== Supplied records ==
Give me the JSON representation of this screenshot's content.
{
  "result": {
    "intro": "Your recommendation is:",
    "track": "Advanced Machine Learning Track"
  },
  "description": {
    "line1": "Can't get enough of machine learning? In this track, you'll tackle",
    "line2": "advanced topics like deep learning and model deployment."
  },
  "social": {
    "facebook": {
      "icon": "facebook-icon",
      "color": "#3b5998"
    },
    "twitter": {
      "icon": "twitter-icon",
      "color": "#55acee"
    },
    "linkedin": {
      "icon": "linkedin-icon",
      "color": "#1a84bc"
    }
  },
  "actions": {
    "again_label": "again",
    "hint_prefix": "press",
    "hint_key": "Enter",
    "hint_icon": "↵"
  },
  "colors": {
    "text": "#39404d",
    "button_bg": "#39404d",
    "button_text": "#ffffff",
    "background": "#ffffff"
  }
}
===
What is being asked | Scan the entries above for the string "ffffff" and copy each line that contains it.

Answer section |
    "button_text": "#ffffff",
    "background": "#ffffff"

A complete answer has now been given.